→ What to produce
Lines with "народ": how many are there in the listing below? Reply with the number only.

┄┄┄┄┄┄┄┄┄┄

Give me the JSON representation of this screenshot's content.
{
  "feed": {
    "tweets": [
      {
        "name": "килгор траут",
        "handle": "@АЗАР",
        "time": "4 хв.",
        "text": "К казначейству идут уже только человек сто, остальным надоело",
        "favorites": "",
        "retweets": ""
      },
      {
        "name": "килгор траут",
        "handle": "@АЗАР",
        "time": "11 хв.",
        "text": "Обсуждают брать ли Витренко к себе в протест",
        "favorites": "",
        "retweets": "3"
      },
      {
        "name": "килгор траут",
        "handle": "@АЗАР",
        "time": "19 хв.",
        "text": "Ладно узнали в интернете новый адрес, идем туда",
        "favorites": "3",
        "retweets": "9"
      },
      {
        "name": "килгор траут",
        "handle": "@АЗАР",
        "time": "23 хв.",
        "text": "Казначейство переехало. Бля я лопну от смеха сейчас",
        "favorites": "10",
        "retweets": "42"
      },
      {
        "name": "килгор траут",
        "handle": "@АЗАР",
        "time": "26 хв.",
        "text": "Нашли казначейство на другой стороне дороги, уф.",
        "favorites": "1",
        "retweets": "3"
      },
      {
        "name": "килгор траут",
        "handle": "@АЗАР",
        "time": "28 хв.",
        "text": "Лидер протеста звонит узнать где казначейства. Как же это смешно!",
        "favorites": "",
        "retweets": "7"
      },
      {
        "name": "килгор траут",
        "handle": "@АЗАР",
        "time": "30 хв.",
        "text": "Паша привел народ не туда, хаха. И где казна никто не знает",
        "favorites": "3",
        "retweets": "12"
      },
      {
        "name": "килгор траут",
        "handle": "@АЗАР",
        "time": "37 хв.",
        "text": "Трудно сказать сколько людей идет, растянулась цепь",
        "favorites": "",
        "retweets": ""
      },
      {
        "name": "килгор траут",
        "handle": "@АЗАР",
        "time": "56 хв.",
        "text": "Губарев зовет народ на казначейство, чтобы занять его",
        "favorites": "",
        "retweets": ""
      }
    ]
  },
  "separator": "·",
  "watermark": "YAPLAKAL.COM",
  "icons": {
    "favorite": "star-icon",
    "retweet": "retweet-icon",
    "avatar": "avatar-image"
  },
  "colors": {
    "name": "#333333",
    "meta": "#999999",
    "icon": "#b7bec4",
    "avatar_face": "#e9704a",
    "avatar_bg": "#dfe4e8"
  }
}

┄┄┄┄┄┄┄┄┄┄

→ Solution below
2